Task description: Restate the data word for word. Leave the pictures out.

[Data for analysis Boundary: Start]

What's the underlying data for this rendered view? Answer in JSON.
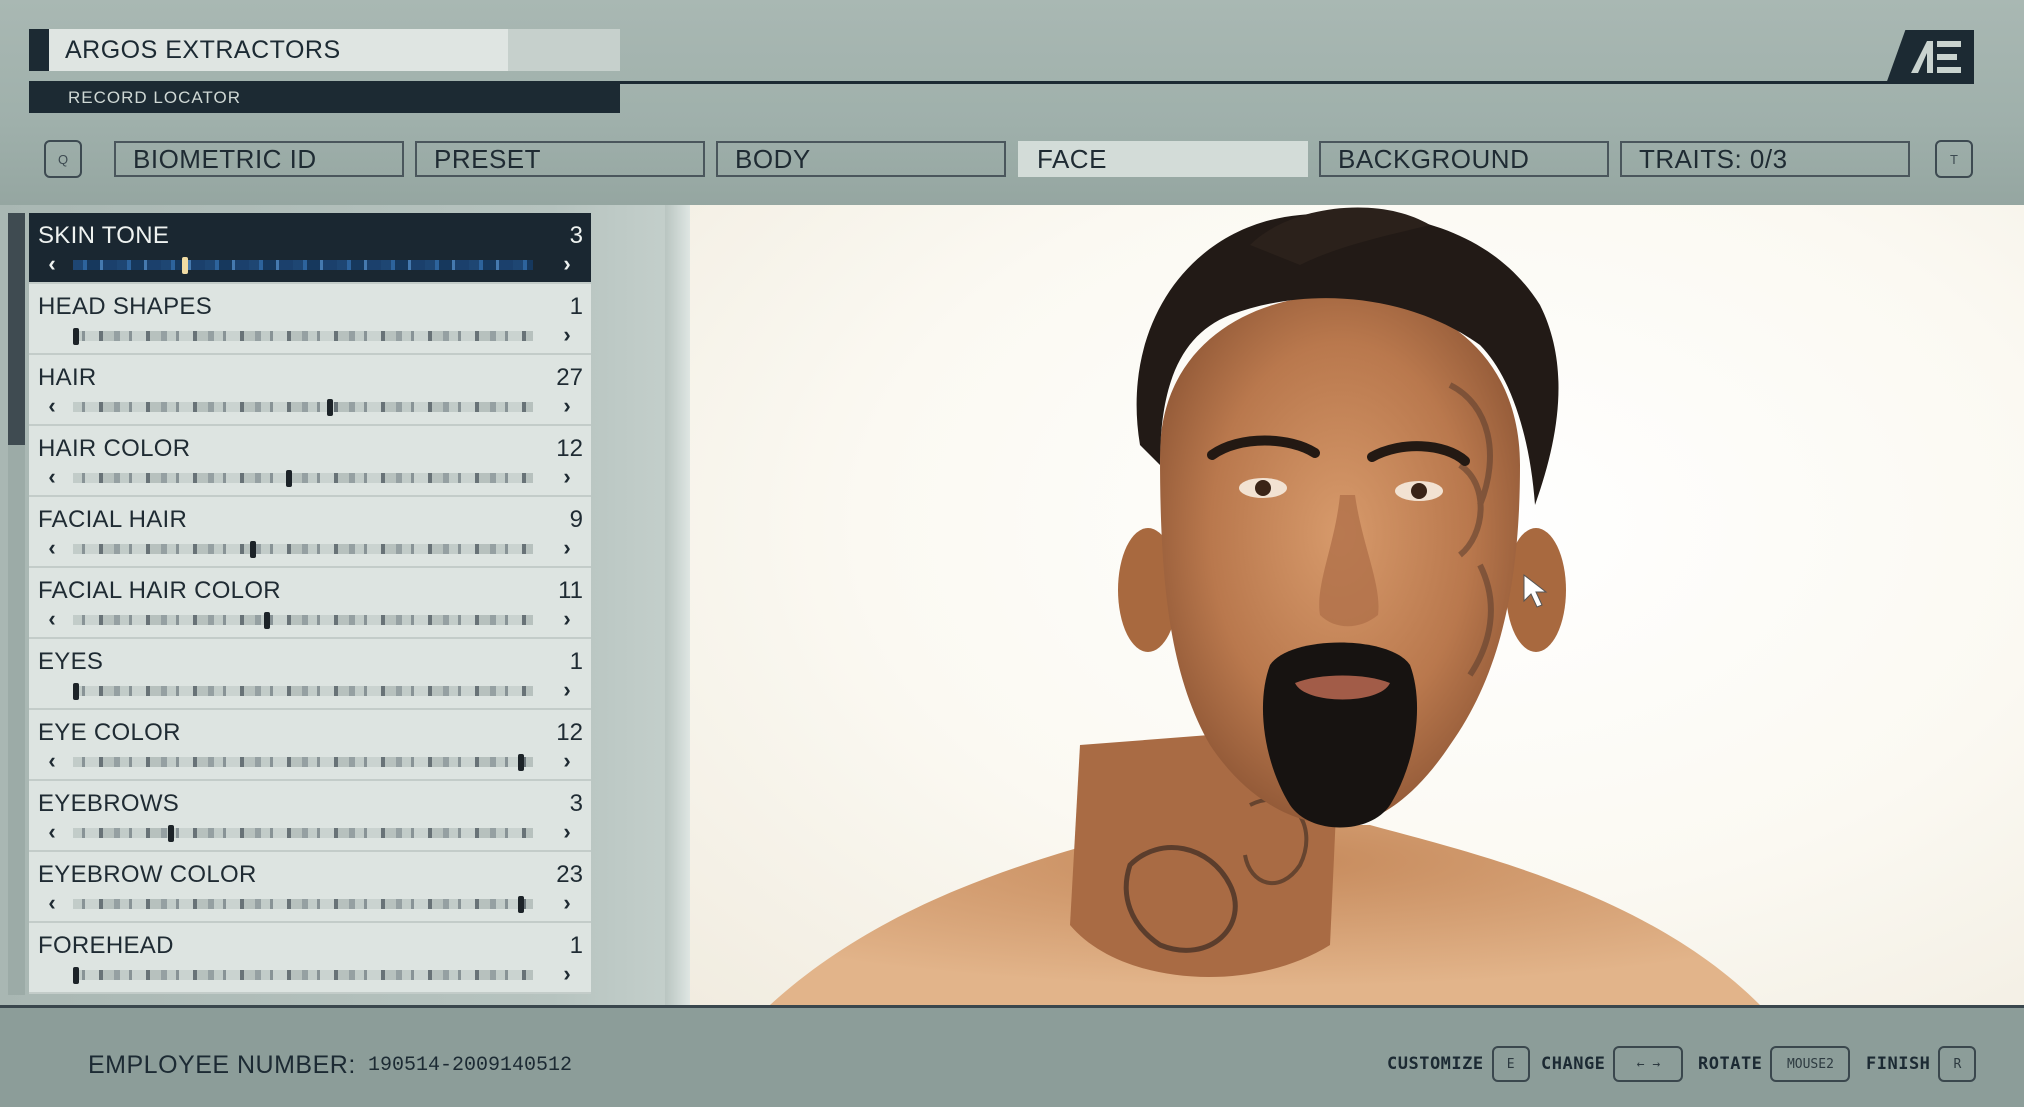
{
  "header": {
    "company_name": "ARGOS EXTRACTORS",
    "record_label": "RECORD LOCATOR",
    "logo_text": "AE",
    "left_key": "Q",
    "right_key": "T"
  },
  "tabs": [
    {
      "label": "BIOMETRIC ID",
      "active": false
    },
    {
      "label": "PRESET",
      "active": false
    },
    {
      "label": "BODY",
      "active": false
    },
    {
      "label": "FACE",
      "active": true
    },
    {
      "label": "BACKGROUND",
      "active": false
    },
    {
      "label": "TRAITS: 0/3",
      "active": false
    }
  ],
  "options": [
    {
      "label": "SKIN TONE",
      "value": "3",
      "position": 0.24,
      "selected": true,
      "left_arrow": true
    },
    {
      "label": "HEAD SHAPES",
      "value": "1",
      "position": 0.0,
      "selected": false,
      "left_arrow": false
    },
    {
      "label": "HAIR",
      "value": "27",
      "position": 0.56,
      "selected": false,
      "left_arrow": true
    },
    {
      "label": "HAIR COLOR",
      "value": "12",
      "position": 0.47,
      "selected": false,
      "left_arrow": true
    },
    {
      "label": "FACIAL HAIR",
      "value": "9",
      "position": 0.39,
      "selected": false,
      "left_arrow": true
    },
    {
      "label": "FACIAL HAIR COLOR",
      "value": "11",
      "position": 0.42,
      "selected": false,
      "left_arrow": true
    },
    {
      "label": "EYES",
      "value": "1",
      "position": 0.0,
      "selected": false,
      "left_arrow": false
    },
    {
      "label": "EYE COLOR",
      "value": "12",
      "position": 0.98,
      "selected": false,
      "left_arrow": true
    },
    {
      "label": "EYEBROWS",
      "value": "3",
      "position": 0.21,
      "selected": false,
      "left_arrow": true
    },
    {
      "label": "EYEBROW COLOR",
      "value": "23",
      "position": 0.98,
      "selected": false,
      "left_arrow": true
    },
    {
      "label": "FOREHEAD",
      "value": "1",
      "position": 0.0,
      "selected": false,
      "left_arrow": false
    }
  ],
  "footer": {
    "employee_label": "EMPLOYEE NUMBER:",
    "employee_number": "190514-2009140512",
    "hints": [
      {
        "label": "CUSTOMIZE",
        "key": "E"
      },
      {
        "label": "CHANGE",
        "key": "← →"
      },
      {
        "label": "ROTATE",
        "key": "MOUSE2"
      },
      {
        "label": "FINISH",
        "key": "R"
      }
    ]
  },
  "colors": {
    "dark_navy": "#1c2a33",
    "panel_light": "#dde4e1",
    "active_tab": "#d3dcd8",
    "skin_tone_thumb": "#f0dca4"
  },
  "icons": {
    "logo": "ae-logo-icon",
    "arrow_left": "chevron-left-icon",
    "arrow_right": "chevron-right-icon",
    "cursor": "mouse-pointer-icon"
  }
}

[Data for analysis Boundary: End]

Task result:
What's the underlying data for this rendered view? Answer in JSON.
{
  "header": {
    "company_name": "ARGOS EXTRACTORS",
    "record_label": "RECORD LOCATOR",
    "logo_text": "AE",
    "left_key": "Q",
    "right_key": "T"
  },
  "tabs": [
    {
      "label": "BIOMETRIC ID",
      "active": false
    },
    {
      "label": "PRESET",
      "active": false
    },
    {
      "label": "BODY",
      "active": false
    },
    {
      "label": "FACE",
      "active": true
    },
    {
      "label": "BACKGROUND",
      "active": false
    },
    {
      "label": "TRAITS: 0/3",
      "active": false
    }
  ],
  "options": [
    {
      "label": "SKIN TONE",
      "value": "3",
      "position": 0.24,
      "selected": true,
      "left_arrow": true
    },
    {
      "label": "HEAD SHAPES",
      "value": "1",
      "position": 0.0,
      "selected": false,
      "left_arrow": false
    },
    {
      "label": "HAIR",
      "value": "27",
      "position": 0.56,
      "selected": false,
      "left_arrow": true
    },
    {
      "label": "HAIR COLOR",
      "value": "12",
      "position": 0.47,
      "selected": false,
      "left_arrow": true
    },
    {
      "label": "FACIAL HAIR",
      "value": "9",
      "position": 0.39,
      "selected": false,
      "left_arrow": true
    },
    {
      "label": "FACIAL HAIR COLOR",
      "value": "11",
      "position": 0.42,
      "selected": false,
      "left_arrow": true
    },
    {
      "label": "EYES",
      "value": "1",
      "position": 0.0,
      "selected": false,
      "left_arrow": false
    },
    {
      "label": "EYE COLOR",
      "value": "12",
      "position": 0.98,
      "selected": false,
      "left_arrow": true
    },
    {
      "label": "EYEBROWS",
      "value": "3",
      "position": 0.21,
      "selected": false,
      "left_arrow": true
    },
    {
      "label": "EYEBROW COLOR",
      "value": "23",
      "position": 0.98,
      "selected": false,
      "left_arrow": true
    },
    {
      "label": "FOREHEAD",
      "value": "1",
      "position": 0.0,
      "selected": false,
      "left_arrow": false
    }
  ],
  "footer": {
    "employee_label": "EMPLOYEE NUMBER:",
    "employee_number": "190514-2009140512",
    "hints": [
      {
        "label": "CUSTOMIZE",
        "key": "E"
      },
      {
        "label": "CHANGE",
        "key": "← →"
      },
      {
        "label": "ROTATE",
        "key": "MOUSE2"
      },
      {
        "label": "FINISH",
        "key": "R"
      }
    ]
  },
  "colors": {
    "dark_navy": "#1c2a33",
    "panel_light": "#dde4e1",
    "active_tab": "#d3dcd8",
    "skin_tone_thumb": "#f0dca4"
  },
  "icons": {
    "logo": "ae-logo-icon",
    "arrow_left": "chevron-left-icon",
    "arrow_right": "chevron-right-icon",
    "cursor": "mouse-pointer-icon"
  }
}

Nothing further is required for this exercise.